- Stiglitz, Joseph E & Weiss, Andrew, 1981. "Credit Rationing in Markets with Imperfect Information," American Economic Review, American Economic Association, vol. 71(3), pages 393-410, June.
- Rajan, Raghuram G, 1994. "Why Bank Credit Policies Fluctuate: A Theory and Some Evidence," The Quarterly Journal of Economics, MIT Press, vol. 109(2), pages 399-441, May.
This item has more than 25 citations. To prevent cluttering this page, these citations are listed on a separate page. reading list or among the top items on IDEAS.Access and download statisticsgeneral information about how to correct material in RePEc.
For technical questions regarding this item, or to correct its authors, title, abstract, bibliographic or download information, contact: (Zhang, Lei).
If you have authored this item and are not yet registered with RePEc, we encourage you to do it here. This allows to link your profile to this item. It also allows you to accept potential citations to this item that we are uncertain about.
If references are entirely missing, you can add them using this form.
If the full references list an item that is present in RePEc, but the system did not link to it, you can help with this form.
If you know of missing items citing this one, you can help us creating those links by adding the relevant references in the same way as above, for each refering item. If you are a registered author of this item, you may also want to check the "citations" tab in your profile, as there may be some citations waiting for confirmation.
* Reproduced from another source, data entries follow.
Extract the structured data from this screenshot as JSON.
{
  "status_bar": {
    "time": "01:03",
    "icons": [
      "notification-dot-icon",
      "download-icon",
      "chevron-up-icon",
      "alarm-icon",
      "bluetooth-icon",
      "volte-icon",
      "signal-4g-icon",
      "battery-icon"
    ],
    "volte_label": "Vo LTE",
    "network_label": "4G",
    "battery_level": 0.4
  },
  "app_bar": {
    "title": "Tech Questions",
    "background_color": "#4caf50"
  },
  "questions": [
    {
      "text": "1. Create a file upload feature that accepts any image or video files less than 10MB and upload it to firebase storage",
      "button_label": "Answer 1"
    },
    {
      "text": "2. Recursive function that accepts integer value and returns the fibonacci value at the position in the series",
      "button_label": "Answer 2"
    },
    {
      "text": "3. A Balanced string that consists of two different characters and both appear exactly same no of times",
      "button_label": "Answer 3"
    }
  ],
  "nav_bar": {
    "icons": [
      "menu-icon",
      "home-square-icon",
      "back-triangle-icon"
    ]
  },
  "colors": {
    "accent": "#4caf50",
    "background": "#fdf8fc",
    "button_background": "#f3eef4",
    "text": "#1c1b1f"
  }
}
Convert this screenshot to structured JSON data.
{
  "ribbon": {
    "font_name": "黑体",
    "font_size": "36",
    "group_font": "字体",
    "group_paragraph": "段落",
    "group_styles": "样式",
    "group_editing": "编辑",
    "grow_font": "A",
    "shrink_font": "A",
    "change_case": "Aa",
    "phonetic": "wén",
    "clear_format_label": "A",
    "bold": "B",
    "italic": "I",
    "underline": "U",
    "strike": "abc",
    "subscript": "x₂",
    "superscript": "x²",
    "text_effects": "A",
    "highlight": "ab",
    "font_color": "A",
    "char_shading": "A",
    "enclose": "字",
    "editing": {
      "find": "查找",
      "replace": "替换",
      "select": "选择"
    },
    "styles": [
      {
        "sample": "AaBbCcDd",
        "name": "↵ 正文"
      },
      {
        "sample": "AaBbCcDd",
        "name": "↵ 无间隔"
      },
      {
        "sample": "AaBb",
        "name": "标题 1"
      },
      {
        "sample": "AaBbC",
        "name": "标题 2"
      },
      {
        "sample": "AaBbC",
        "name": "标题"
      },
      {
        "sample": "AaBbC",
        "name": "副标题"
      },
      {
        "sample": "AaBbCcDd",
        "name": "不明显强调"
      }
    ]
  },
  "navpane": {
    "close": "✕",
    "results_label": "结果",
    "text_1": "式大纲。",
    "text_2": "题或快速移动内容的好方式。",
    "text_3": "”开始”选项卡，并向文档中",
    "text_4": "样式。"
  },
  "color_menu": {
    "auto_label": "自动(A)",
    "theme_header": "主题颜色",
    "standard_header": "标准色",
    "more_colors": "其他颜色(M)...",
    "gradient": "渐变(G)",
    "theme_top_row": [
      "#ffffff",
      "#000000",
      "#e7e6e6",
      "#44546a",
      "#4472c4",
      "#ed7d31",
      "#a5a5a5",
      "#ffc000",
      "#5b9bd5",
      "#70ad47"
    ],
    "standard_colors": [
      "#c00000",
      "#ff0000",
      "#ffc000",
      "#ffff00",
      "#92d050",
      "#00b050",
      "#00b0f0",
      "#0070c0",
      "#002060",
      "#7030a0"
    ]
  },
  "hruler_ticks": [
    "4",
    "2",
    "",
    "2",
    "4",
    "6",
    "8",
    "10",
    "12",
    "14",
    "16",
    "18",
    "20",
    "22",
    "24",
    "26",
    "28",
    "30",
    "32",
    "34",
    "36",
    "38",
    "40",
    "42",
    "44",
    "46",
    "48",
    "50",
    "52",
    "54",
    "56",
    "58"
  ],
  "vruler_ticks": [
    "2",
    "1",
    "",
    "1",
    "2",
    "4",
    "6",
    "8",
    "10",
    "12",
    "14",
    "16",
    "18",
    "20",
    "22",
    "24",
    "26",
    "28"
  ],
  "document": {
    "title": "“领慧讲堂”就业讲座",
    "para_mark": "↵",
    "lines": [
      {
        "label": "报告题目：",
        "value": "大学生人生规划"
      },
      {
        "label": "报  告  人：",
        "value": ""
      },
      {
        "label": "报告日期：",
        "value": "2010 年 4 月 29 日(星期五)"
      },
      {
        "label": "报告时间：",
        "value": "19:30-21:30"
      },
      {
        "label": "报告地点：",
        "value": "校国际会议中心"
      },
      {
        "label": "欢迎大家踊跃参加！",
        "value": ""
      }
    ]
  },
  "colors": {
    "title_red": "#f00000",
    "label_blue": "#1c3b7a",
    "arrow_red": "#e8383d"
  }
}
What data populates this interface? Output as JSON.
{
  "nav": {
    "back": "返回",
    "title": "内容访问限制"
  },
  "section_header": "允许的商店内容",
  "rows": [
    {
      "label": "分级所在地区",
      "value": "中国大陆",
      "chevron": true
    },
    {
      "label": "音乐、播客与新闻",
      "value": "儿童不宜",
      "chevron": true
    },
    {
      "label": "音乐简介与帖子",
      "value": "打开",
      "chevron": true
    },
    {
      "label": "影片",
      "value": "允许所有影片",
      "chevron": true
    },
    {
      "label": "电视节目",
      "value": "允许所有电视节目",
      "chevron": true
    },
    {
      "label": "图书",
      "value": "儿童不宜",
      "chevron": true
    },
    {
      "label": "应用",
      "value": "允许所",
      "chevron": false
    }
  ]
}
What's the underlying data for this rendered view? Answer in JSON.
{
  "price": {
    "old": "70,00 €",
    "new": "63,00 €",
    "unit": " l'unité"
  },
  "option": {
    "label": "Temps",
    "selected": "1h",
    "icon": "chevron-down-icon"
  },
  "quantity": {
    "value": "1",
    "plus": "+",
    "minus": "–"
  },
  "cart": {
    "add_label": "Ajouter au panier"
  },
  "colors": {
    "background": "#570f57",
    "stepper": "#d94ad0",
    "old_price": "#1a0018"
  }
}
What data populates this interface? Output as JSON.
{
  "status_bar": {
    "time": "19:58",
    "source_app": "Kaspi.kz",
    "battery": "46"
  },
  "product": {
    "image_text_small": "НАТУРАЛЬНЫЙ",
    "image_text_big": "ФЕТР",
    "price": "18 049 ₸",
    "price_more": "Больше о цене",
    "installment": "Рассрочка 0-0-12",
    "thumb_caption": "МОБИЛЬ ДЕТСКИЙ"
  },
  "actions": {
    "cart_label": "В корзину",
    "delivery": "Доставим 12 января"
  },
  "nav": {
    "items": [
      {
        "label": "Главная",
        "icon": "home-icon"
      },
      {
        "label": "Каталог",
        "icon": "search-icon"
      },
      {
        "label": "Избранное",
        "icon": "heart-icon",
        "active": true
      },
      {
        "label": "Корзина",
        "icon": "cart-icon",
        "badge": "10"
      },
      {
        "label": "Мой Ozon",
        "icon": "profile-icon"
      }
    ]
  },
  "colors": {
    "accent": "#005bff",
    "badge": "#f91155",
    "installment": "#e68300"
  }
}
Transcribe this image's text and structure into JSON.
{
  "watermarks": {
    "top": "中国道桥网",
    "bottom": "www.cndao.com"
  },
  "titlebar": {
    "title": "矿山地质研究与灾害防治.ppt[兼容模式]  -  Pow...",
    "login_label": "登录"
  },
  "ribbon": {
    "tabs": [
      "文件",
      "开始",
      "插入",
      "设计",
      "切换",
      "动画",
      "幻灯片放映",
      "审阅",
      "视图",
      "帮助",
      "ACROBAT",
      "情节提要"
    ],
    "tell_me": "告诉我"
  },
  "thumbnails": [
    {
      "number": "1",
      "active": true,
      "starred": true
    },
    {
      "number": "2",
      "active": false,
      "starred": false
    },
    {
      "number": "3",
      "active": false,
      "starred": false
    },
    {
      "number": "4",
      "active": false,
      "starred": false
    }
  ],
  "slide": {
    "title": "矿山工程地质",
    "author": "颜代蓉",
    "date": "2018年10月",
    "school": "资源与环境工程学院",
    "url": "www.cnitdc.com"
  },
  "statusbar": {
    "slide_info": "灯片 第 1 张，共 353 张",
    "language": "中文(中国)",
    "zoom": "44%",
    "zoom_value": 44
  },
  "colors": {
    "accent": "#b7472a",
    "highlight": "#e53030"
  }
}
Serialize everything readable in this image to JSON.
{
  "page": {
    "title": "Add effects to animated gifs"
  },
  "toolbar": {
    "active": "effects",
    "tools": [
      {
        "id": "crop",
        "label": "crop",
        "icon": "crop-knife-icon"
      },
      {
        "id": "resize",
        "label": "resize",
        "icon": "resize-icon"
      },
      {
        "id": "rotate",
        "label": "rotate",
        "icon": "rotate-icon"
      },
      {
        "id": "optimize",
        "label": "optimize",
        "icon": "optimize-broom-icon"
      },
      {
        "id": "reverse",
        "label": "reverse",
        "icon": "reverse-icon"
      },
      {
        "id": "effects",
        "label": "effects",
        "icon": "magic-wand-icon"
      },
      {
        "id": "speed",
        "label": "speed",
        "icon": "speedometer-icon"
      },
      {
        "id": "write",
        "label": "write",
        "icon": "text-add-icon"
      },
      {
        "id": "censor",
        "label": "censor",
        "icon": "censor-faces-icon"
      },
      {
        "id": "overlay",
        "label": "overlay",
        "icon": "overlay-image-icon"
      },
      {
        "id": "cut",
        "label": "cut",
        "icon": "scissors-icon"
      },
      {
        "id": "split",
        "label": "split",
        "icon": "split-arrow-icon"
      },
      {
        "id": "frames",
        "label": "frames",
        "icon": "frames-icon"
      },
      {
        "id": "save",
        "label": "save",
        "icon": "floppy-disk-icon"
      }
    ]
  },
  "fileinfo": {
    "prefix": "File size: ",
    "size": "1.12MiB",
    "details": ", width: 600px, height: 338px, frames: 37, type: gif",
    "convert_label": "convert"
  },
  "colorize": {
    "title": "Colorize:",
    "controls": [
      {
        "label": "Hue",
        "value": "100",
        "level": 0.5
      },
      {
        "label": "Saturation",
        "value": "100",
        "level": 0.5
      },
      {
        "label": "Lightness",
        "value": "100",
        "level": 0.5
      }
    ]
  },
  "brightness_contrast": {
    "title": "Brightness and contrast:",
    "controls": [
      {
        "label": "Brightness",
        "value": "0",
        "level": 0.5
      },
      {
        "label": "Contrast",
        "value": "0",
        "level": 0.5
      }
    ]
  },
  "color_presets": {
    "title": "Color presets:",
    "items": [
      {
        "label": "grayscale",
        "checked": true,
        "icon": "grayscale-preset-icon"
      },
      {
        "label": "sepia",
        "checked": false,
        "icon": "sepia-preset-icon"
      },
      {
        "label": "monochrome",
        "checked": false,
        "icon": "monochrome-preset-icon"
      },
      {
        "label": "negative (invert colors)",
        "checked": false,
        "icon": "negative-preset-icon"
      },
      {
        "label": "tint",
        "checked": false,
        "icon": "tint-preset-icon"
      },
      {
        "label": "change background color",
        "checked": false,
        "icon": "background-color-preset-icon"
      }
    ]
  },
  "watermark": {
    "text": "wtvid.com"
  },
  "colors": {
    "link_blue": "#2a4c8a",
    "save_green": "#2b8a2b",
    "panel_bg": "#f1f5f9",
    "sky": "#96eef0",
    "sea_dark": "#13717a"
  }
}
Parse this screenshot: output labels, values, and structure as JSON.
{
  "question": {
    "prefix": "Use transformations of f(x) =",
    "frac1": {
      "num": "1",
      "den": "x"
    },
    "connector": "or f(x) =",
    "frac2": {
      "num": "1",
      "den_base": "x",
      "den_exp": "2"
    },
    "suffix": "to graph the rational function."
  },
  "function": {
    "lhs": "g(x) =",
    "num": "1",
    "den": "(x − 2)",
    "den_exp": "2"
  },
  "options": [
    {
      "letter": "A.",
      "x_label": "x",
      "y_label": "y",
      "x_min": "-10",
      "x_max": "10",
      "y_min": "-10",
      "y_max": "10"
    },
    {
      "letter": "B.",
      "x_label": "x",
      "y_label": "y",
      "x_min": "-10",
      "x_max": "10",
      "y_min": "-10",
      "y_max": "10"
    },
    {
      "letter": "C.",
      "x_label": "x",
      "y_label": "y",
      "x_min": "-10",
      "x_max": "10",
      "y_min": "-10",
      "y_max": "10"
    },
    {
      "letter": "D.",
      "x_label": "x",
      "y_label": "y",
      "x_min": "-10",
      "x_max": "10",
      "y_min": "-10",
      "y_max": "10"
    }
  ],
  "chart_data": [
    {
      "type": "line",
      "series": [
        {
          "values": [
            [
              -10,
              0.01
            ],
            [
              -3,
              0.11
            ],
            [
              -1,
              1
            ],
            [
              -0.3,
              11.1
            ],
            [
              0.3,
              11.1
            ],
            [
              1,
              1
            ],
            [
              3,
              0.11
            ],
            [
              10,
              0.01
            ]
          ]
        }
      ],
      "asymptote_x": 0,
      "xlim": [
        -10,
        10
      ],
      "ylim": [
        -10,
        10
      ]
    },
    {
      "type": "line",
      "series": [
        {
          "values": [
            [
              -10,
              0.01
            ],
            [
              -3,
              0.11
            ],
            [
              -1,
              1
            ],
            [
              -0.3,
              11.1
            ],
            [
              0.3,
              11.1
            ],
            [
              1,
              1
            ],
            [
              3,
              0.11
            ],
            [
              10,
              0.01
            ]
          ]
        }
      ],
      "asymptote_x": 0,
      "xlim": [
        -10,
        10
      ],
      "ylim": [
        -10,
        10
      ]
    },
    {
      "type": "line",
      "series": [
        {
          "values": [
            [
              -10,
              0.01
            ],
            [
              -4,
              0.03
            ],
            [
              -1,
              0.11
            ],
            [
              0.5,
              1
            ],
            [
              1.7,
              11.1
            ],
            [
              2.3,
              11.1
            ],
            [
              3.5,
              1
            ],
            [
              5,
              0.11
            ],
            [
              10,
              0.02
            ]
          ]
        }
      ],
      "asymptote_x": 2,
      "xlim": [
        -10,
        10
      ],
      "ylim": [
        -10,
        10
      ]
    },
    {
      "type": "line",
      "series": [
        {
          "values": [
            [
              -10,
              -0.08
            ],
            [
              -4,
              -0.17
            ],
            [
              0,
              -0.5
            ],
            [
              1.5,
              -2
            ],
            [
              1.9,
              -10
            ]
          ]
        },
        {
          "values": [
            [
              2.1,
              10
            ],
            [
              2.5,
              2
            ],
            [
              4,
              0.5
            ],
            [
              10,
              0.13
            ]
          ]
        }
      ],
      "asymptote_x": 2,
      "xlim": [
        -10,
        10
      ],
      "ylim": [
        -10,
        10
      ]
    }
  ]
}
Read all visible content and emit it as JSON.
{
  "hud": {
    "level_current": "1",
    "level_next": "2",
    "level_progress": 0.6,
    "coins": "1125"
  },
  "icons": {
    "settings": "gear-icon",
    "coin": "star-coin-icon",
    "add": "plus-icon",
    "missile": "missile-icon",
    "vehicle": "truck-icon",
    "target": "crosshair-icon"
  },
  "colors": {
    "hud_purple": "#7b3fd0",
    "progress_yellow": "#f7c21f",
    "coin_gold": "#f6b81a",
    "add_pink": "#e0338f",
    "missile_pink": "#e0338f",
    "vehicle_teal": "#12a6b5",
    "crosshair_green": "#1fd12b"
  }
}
Please note that corrections may take a couple of weeks to filter through the various RePEc services.